WHAT THIS TASK INVOLVES: Check every line of the entries below for the word "background", and copy the ones that have it.

** SUPPLIED MATERIAL follows **

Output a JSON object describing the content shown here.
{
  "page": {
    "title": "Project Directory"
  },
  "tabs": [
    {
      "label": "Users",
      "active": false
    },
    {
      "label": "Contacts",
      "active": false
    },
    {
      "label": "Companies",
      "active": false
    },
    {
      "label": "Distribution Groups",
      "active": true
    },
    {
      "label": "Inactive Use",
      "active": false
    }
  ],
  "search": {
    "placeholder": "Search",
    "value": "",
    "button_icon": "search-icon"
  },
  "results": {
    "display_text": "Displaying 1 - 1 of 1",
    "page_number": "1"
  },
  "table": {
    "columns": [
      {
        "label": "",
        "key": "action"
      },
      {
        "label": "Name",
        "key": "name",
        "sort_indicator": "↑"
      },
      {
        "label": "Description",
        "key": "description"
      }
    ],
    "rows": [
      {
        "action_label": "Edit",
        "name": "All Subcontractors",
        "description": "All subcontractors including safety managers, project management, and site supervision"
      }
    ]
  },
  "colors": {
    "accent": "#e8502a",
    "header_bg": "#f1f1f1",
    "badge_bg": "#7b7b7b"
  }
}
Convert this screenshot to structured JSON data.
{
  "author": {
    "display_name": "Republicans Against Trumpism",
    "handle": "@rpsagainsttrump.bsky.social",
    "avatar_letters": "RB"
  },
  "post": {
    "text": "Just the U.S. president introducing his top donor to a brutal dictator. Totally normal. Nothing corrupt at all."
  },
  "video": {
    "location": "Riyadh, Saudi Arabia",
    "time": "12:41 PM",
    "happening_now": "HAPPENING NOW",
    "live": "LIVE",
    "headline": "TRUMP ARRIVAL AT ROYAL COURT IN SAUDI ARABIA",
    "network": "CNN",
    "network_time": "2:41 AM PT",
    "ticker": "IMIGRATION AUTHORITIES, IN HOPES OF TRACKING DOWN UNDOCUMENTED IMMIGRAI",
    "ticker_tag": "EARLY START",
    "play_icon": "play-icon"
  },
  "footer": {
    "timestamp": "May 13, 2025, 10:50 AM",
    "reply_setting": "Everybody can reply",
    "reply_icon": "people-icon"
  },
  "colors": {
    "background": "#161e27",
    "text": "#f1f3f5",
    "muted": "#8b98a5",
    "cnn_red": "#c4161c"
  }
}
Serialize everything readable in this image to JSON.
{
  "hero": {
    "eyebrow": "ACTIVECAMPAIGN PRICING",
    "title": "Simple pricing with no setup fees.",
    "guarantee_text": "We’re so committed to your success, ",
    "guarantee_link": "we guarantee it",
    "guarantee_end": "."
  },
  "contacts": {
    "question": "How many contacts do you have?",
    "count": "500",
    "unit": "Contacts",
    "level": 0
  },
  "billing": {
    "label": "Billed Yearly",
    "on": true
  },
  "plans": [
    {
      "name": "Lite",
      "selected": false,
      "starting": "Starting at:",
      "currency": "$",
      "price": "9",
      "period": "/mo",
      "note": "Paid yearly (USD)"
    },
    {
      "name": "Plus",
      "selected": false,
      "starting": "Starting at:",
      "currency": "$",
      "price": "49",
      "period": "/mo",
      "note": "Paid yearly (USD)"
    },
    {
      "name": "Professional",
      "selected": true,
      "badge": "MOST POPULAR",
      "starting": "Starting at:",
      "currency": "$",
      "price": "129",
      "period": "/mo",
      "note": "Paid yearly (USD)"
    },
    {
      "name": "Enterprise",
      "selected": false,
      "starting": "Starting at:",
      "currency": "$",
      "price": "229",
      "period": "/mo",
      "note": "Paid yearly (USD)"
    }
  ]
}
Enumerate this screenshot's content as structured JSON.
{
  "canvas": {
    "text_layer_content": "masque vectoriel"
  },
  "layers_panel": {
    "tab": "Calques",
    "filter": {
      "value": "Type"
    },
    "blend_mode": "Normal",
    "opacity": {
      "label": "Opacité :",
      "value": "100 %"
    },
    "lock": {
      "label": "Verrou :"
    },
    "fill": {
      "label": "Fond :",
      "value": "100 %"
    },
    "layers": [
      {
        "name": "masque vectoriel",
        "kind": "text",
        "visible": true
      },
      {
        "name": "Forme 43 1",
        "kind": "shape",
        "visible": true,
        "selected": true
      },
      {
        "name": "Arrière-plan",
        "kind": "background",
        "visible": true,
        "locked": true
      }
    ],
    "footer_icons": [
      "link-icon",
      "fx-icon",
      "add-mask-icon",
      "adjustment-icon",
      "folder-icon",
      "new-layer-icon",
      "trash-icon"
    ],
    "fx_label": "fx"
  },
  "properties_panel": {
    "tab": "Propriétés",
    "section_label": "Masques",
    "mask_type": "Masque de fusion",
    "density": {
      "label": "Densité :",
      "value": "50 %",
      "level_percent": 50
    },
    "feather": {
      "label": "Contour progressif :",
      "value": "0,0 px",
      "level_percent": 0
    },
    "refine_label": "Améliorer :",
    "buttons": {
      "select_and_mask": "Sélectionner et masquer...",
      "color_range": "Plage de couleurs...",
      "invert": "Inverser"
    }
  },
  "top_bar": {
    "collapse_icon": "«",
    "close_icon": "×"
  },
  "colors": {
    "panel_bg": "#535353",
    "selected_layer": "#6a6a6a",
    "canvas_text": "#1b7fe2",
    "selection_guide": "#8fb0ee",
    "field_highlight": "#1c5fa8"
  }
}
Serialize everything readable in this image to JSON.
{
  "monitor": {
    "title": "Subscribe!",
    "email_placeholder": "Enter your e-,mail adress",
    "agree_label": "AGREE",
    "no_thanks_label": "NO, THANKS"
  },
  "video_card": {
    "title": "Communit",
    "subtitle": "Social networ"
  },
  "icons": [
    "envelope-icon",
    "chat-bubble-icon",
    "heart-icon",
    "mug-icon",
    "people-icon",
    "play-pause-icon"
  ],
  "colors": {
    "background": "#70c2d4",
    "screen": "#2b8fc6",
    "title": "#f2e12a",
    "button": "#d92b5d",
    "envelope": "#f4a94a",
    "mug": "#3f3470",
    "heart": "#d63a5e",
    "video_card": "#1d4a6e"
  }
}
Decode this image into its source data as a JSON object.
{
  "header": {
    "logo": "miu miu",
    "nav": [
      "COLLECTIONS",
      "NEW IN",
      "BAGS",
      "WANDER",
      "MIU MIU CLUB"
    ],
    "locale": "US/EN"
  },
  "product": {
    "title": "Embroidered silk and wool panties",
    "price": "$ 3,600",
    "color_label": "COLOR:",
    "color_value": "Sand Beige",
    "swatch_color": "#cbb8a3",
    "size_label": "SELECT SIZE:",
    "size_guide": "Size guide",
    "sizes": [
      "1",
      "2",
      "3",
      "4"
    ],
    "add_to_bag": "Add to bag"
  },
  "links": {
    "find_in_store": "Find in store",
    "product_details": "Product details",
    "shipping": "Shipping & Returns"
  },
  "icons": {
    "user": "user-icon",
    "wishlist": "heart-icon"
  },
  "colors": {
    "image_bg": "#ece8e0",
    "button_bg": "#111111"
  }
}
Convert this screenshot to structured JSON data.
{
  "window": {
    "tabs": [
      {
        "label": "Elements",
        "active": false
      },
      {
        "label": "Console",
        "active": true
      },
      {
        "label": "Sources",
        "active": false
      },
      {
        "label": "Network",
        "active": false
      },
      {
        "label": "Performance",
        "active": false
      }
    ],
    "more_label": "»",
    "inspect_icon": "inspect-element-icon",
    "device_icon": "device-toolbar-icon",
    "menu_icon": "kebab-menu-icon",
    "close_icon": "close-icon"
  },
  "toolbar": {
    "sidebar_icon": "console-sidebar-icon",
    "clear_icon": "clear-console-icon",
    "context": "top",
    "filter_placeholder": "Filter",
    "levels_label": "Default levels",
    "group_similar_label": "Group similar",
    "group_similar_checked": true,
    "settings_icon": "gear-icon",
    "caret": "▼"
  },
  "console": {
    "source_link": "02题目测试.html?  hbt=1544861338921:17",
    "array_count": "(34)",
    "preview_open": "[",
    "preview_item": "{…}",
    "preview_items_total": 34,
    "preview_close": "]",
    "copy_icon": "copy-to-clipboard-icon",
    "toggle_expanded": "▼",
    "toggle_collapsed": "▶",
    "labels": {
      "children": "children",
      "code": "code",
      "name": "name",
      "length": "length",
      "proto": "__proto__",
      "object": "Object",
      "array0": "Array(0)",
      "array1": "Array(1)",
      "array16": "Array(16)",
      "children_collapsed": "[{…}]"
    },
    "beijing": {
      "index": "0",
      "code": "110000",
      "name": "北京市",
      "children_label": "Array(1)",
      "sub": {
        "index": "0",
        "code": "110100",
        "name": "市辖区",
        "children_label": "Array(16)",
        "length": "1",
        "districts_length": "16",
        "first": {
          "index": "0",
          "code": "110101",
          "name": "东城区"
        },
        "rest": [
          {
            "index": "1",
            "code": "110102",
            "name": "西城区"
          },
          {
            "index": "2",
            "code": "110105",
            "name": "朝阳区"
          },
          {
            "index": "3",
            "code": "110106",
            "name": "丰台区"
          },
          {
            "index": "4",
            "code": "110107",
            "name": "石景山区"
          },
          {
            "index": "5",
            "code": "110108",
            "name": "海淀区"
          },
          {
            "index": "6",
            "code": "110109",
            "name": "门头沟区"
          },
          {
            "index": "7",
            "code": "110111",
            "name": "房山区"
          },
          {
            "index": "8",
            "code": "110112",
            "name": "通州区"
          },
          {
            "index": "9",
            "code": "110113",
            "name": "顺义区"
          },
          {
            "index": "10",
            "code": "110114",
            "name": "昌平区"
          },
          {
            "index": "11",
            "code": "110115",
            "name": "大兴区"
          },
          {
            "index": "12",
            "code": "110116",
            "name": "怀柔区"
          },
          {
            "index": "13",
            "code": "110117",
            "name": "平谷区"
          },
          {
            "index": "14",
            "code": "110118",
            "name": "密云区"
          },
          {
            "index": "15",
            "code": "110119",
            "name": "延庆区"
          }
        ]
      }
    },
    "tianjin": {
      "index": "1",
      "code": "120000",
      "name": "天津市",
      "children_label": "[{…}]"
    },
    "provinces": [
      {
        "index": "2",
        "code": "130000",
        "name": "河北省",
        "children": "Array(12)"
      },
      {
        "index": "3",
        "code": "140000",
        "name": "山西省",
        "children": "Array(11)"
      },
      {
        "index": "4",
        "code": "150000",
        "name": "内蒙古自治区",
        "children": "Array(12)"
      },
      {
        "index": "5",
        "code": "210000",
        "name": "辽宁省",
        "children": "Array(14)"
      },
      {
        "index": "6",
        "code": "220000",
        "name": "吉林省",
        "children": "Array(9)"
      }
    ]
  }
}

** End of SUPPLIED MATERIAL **

ANSWER FOR THE TASK:
    "background": "#161e27",
        "kind": "background",
    "background": "#70c2d4",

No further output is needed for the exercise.